(Reuters) - Halliburton Co, the largest provider of pressure pumping services used in hydraulic fracturing, said on Thursday it had also been contacted by the U.S. government regarding potential antitrust issues in the pressure pumping market.
Halliburton said it had received an information request from the U.S. Department of Justice. Rival Baker Hughes Inc disclosed the receipt of a civil investigative demand from the DOJ on May 30 in a quarterly filing late on Wednesday.
“We understand there have been other participants in the industry who have received similar correspondence from the DOJ, and we do not believe that we are being singled out for any particular scrutiny,” Halliburton said in a statement, which added that it was cooperating with the investigation.
Halliburton did not disclose what information the government was seeking.
Baker Hughes said the request for documents and information covered the two years prior to May 30.
The year 2011 was a significant year for the pressure pumping market, during which capacity in North America expanded by an estimated 50 percent.
That has left the market severely oversupplied with pumping equipment for the past year and a half amid a prolonged slump in natural gas prices. The drop in gas prices led to a sharp drop in gas-directed drilling to an 18-year low in June.
The glut in equipment even forced FTS International, owner of North America’s fourth-largest pressure pumping fleet - behind Halliburton, Schlumberger and Baker - to withdraw its initial public offering late last year.

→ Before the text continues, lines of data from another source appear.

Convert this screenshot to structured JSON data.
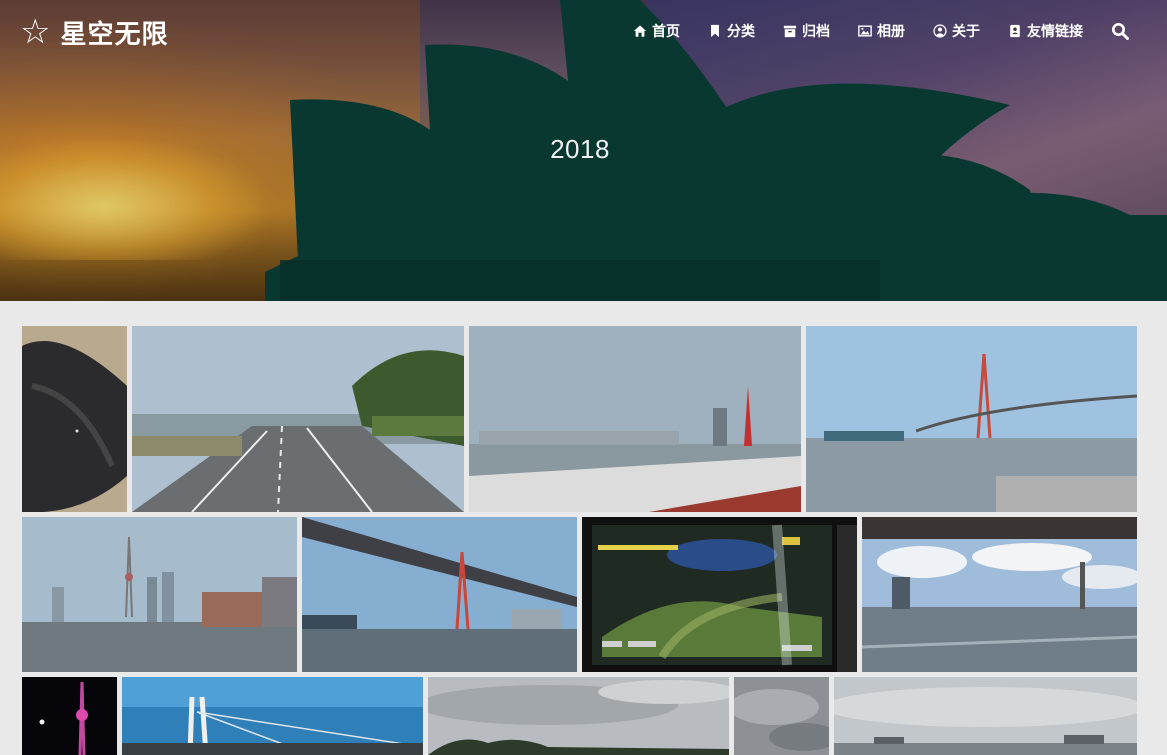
{
  "site": {
    "brand_icon": "star-outline-icon",
    "brand_name": "星空无限"
  },
  "nav": {
    "items": [
      {
        "label": "首页",
        "icon": "home-icon"
      },
      {
        "label": "分类",
        "icon": "bookmark-icon"
      },
      {
        "label": "归档",
        "icon": "archive-icon"
      },
      {
        "label": "相册",
        "icon": "image-icon"
      },
      {
        "label": "关于",
        "icon": "user-circle-icon"
      },
      {
        "label": "友情链接",
        "icon": "address-book-icon"
      }
    ],
    "search_icon": "search-icon"
  },
  "hero": {
    "title": "2018"
  },
  "colors": {
    "page_background": "#e9e9e9",
    "nav_text": "#ffffff"
  },
  "gallery": {
    "photos": [
      {
        "subject": "dark fabric close-up"
      },
      {
        "subject": "riverside road with trees"
      },
      {
        "subject": "river skyline with red tower"
      },
      {
        "subject": "cable-stayed bridge over river with ship"
      },
      {
        "subject": "city skyline with TV tower"
      },
      {
        "subject": "underside of red bridge"
      },
      {
        "subject": "monitor with game screen"
      },
      {
        "subject": "river under clouds"
      },
      {
        "subject": "TV tower at night"
      },
      {
        "subject": "bridge tower in blue sky"
      },
      {
        "subject": "cloudy sky over trees"
      },
      {
        "subject": "grey clouds"
      },
      {
        "subject": "overcast riverside"
      }
    ]
  }
}
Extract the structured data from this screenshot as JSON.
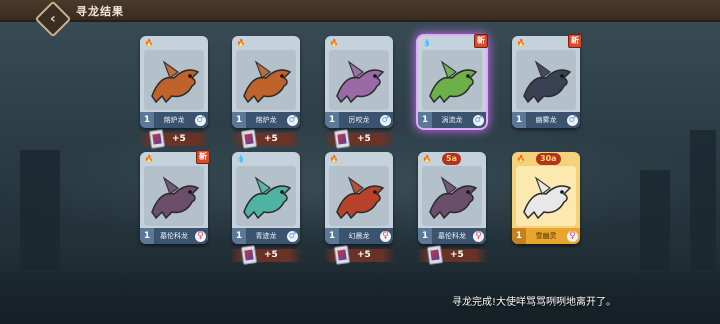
{
  "header": {
    "title": "寻龙结果",
    "back_icon": "back-arrow-icon"
  },
  "cards": [
    {
      "name": "熔炉龙",
      "level": "1",
      "element": "fire",
      "gender": "male",
      "is_new": false,
      "highlight": false,
      "reward": "+5",
      "dup": "",
      "color": "#c0632a"
    },
    {
      "name": "熔炉龙",
      "level": "1",
      "element": "fire",
      "gender": "male",
      "is_new": false,
      "highlight": false,
      "reward": "+5",
      "dup": "",
      "color": "#c0632a"
    },
    {
      "name": "厉咬龙",
      "level": "1",
      "element": "fire",
      "gender": "male",
      "is_new": false,
      "highlight": false,
      "reward": "+5",
      "dup": "",
      "color": "#9a6aa6"
    },
    {
      "name": "涡流龙",
      "level": "1",
      "element": "water",
      "gender": "male",
      "is_new": true,
      "highlight": true,
      "reward": "",
      "dup": "",
      "color": "#6db04a"
    },
    {
      "name": "幽雾龙",
      "level": "1",
      "element": "fire",
      "gender": "male",
      "is_new": true,
      "highlight": false,
      "reward": "",
      "dup": "",
      "color": "#3a4152"
    },
    {
      "name": "墓伦科龙",
      "level": "1",
      "element": "fire",
      "gender": "female",
      "is_new": true,
      "highlight": false,
      "reward": "",
      "dup": "",
      "color": "#6a4e6a"
    },
    {
      "name": "青迹龙",
      "level": "1",
      "element": "water",
      "gender": "male",
      "is_new": false,
      "highlight": false,
      "reward": "+5",
      "dup": "",
      "color": "#4fb3a2"
    },
    {
      "name": "幻晨龙",
      "level": "1",
      "element": "fire",
      "gender": "female",
      "is_new": false,
      "highlight": false,
      "reward": "+5",
      "dup": "",
      "color": "#b8432a"
    },
    {
      "name": "墓伦科龙",
      "level": "1",
      "element": "fire",
      "gender": "female",
      "is_new": false,
      "highlight": false,
      "reward": "+5",
      "dup": "5a",
      "color": "#6a4e6a"
    },
    {
      "name": "雪幽灵",
      "level": "1",
      "element": "fire",
      "gender": "female",
      "is_new": false,
      "highlight": false,
      "reward": "",
      "dup": "30a",
      "gold": true,
      "color": "#e8e8e8"
    }
  ],
  "message": "寻龙完成!大使咩骂骂咧咧地离开了。",
  "colors": {
    "topbar": "#3a2c20",
    "card_bg": "#c6d2db",
    "name_bar": "#3c5370",
    "gold_card": "#f3d27a",
    "highlight_glow": "#e6a8ff"
  }
}
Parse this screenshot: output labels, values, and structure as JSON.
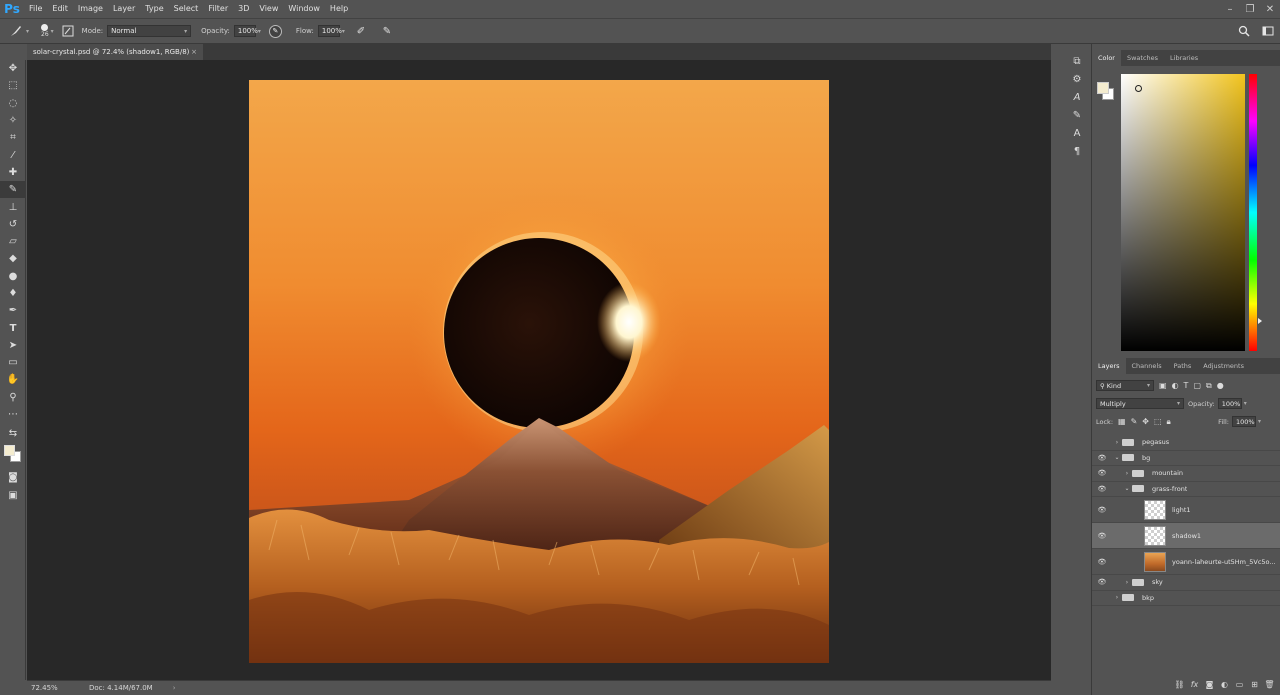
{
  "menubar": {
    "logo": "Ps",
    "items": [
      "File",
      "Edit",
      "Image",
      "Layer",
      "Type",
      "Select",
      "Filter",
      "3D",
      "View",
      "Window",
      "Help"
    ],
    "controls": [
      "–",
      "❐",
      "✕"
    ]
  },
  "options": {
    "brush_size": "26",
    "mode_label": "Mode:",
    "mode_value": "Normal",
    "opacity_label": "Opacity:",
    "opacity_value": "100%",
    "flow_label": "Flow:",
    "flow_value": "100%"
  },
  "document": {
    "tab_title": "solar-crystal.psd @ 72.4% (shadow1, RGB/8)",
    "tab_close": "×"
  },
  "status": {
    "zoom": "72.45%",
    "doc_size": "Doc: 4.14M/67.0M"
  },
  "color_panel": {
    "tabs": [
      "Color",
      "Swatches",
      "Libraries"
    ],
    "foreground": "#f4eccf",
    "background": "#ffffff",
    "hue_base": "#f2c41d"
  },
  "layers_panel": {
    "tabs": [
      "Layers",
      "Channels",
      "Paths",
      "Adjustments"
    ],
    "kind_label": "Kind",
    "blend_mode": "Multiply",
    "opacity_label": "Opacity:",
    "opacity_value": "100%",
    "lock_label": "Lock:",
    "fill_label": "Fill:",
    "fill_value": "100%",
    "layers": [
      {
        "name": "pegasus",
        "type": "group",
        "visible": false,
        "indent": 0,
        "expanded": false
      },
      {
        "name": "bg",
        "type": "group",
        "visible": true,
        "indent": 0,
        "expanded": true
      },
      {
        "name": "mountain",
        "type": "group",
        "visible": true,
        "indent": 1,
        "expanded": false
      },
      {
        "name": "grass-front",
        "type": "group",
        "visible": true,
        "indent": 1,
        "expanded": true
      },
      {
        "name": "light1",
        "type": "layer",
        "visible": true,
        "indent": 2,
        "selected": false,
        "photo": false
      },
      {
        "name": "shadow1",
        "type": "layer",
        "visible": true,
        "indent": 2,
        "selected": true,
        "photo": false
      },
      {
        "name": "yoann-laheurte-ut5Hm_5Vc5o...",
        "type": "layer",
        "visible": true,
        "indent": 2,
        "selected": false,
        "photo": true
      },
      {
        "name": "sky",
        "type": "group",
        "visible": true,
        "indent": 1,
        "expanded": false
      },
      {
        "name": "bkp",
        "type": "group",
        "visible": false,
        "indent": 0,
        "expanded": false
      }
    ]
  }
}
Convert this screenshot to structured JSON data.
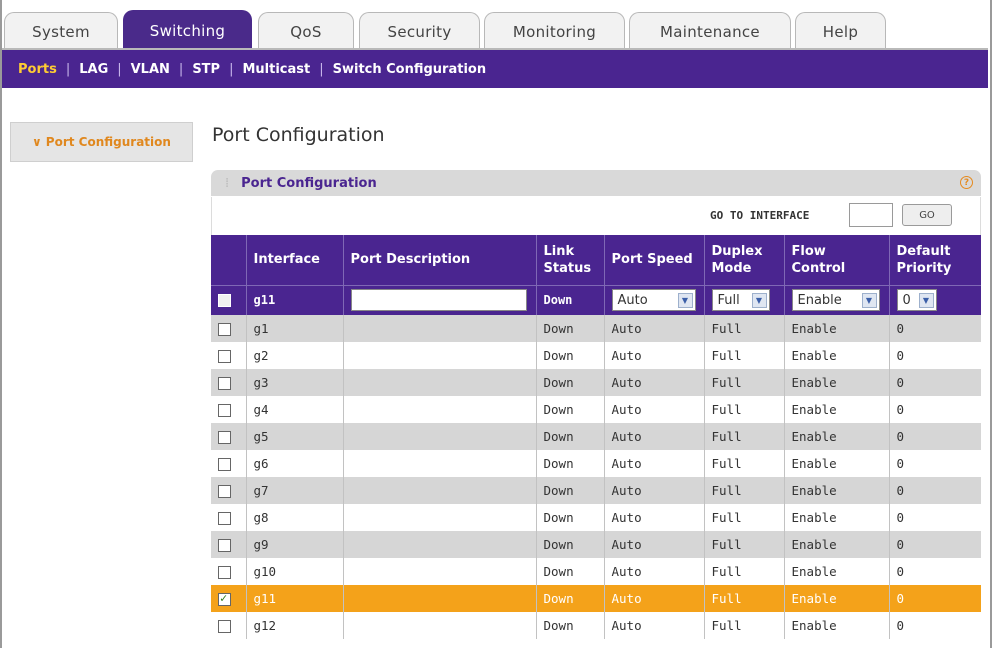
{
  "tabs": [
    {
      "label": "System",
      "active": false
    },
    {
      "label": "Switching",
      "active": true
    },
    {
      "label": "QoS",
      "active": false
    },
    {
      "label": "Security",
      "active": false
    },
    {
      "label": "Monitoring",
      "active": false
    },
    {
      "label": "Maintenance",
      "active": false
    },
    {
      "label": "Help",
      "active": false
    }
  ],
  "subnav": [
    {
      "label": "Ports",
      "active": true
    },
    {
      "label": "LAG",
      "active": false
    },
    {
      "label": "VLAN",
      "active": false
    },
    {
      "label": "STP",
      "active": false
    },
    {
      "label": "Multicast",
      "active": false
    },
    {
      "label": "Switch Configuration",
      "active": false
    }
  ],
  "leftnav": {
    "label": "Port Configuration",
    "arrow": "∨"
  },
  "page_title": "Port Configuration",
  "panel": {
    "title": "Port Configuration",
    "help_icon": "?",
    "goto_label": "GO TO INTERFACE",
    "goto_value": "",
    "go_label": "GO"
  },
  "table": {
    "headers": [
      "",
      "Interface",
      "Port Description",
      "Link Status",
      "Port Speed",
      "Duplex Mode",
      "Flow Control",
      "Default Priority"
    ],
    "edit_row": {
      "interface": "g11",
      "description": "",
      "link_status": "Down",
      "port_speed": "Auto",
      "duplex_mode": "Full",
      "flow_control": "Enable",
      "default_priority": "0"
    },
    "rows": [
      {
        "interface": "g1",
        "description": "",
        "link_status": "Down",
        "port_speed": "Auto",
        "duplex_mode": "Full",
        "flow_control": "Enable",
        "default_priority": "0",
        "checked": false
      },
      {
        "interface": "g2",
        "description": "",
        "link_status": "Down",
        "port_speed": "Auto",
        "duplex_mode": "Full",
        "flow_control": "Enable",
        "default_priority": "0",
        "checked": false
      },
      {
        "interface": "g3",
        "description": "",
        "link_status": "Down",
        "port_speed": "Auto",
        "duplex_mode": "Full",
        "flow_control": "Enable",
        "default_priority": "0",
        "checked": false
      },
      {
        "interface": "g4",
        "description": "",
        "link_status": "Down",
        "port_speed": "Auto",
        "duplex_mode": "Full",
        "flow_control": "Enable",
        "default_priority": "0",
        "checked": false
      },
      {
        "interface": "g5",
        "description": "",
        "link_status": "Down",
        "port_speed": "Auto",
        "duplex_mode": "Full",
        "flow_control": "Enable",
        "default_priority": "0",
        "checked": false
      },
      {
        "interface": "g6",
        "description": "",
        "link_status": "Down",
        "port_speed": "Auto",
        "duplex_mode": "Full",
        "flow_control": "Enable",
        "default_priority": "0",
        "checked": false
      },
      {
        "interface": "g7",
        "description": "",
        "link_status": "Down",
        "port_speed": "Auto",
        "duplex_mode": "Full",
        "flow_control": "Enable",
        "default_priority": "0",
        "checked": false
      },
      {
        "interface": "g8",
        "description": "",
        "link_status": "Down",
        "port_speed": "Auto",
        "duplex_mode": "Full",
        "flow_control": "Enable",
        "default_priority": "0",
        "checked": false
      },
      {
        "interface": "g9",
        "description": "",
        "link_status": "Down",
        "port_speed": "Auto",
        "duplex_mode": "Full",
        "flow_control": "Enable",
        "default_priority": "0",
        "checked": false
      },
      {
        "interface": "g10",
        "description": "",
        "link_status": "Down",
        "port_speed": "Auto",
        "duplex_mode": "Full",
        "flow_control": "Enable",
        "default_priority": "0",
        "checked": false
      },
      {
        "interface": "g11",
        "description": "",
        "link_status": "Down",
        "port_speed": "Auto",
        "duplex_mode": "Full",
        "flow_control": "Enable",
        "default_priority": "0",
        "checked": true
      },
      {
        "interface": "g12",
        "description": "",
        "link_status": "Down",
        "port_speed": "Auto",
        "duplex_mode": "Full",
        "flow_control": "Enable",
        "default_priority": "0",
        "checked": false
      }
    ]
  },
  "colors": {
    "brand_purple": "#4a2590",
    "selected_row": "#f4a21a",
    "accent_orange": "#e0881f",
    "alt_row": "#d6d6d6"
  },
  "icons": {
    "select_arrow": "chevron-down-icon",
    "help": "help-icon",
    "checkbox_check": "check-icon"
  }
}
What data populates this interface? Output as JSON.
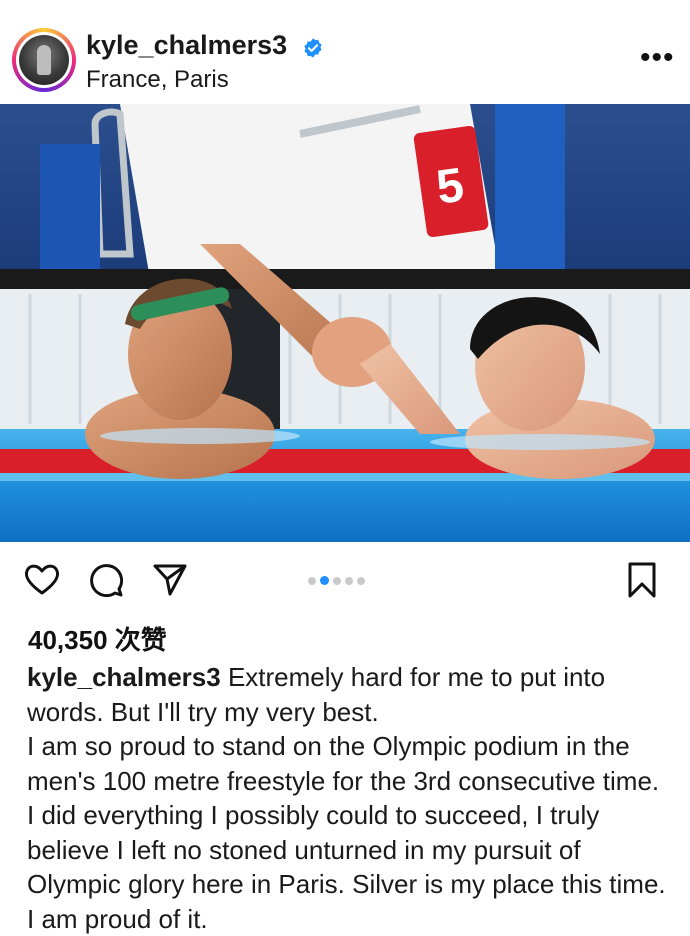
{
  "post": {
    "username": "kyle_chalmers3",
    "location": "France, Paris",
    "verified_icon": "verified-badge-icon",
    "more_icon": "more-options-icon",
    "more_label": "•••"
  },
  "actions": {
    "icons": [
      "heart-icon",
      "comment-icon",
      "share-icon",
      "bookmark-icon"
    ],
    "carousel_dot_count": 5,
    "carousel_active_index": 1
  },
  "likes": "40,350 次赞",
  "caption": {
    "username": "kyle_chalmers3",
    "first": " Extremely hard for me to put into words. But I'll try my very best.",
    "body": "I am so proud to stand on the Olympic podium in the men's 100 metre freestyle for the 3rd consecutive time. I did everything I possibly could to succeed, I truly believe I left no stoned unturned in my pursuit of Olympic glory here in Paris. Silver is my place this time. I am proud of it."
  },
  "colors": {
    "accent_blue": "#1e90ff",
    "pool_lane_red": "#d81f2a",
    "pool_water": "#2f9be0"
  }
}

Reporting by Braden Reddall in San Francisco; Editing by Bob Burgdorfer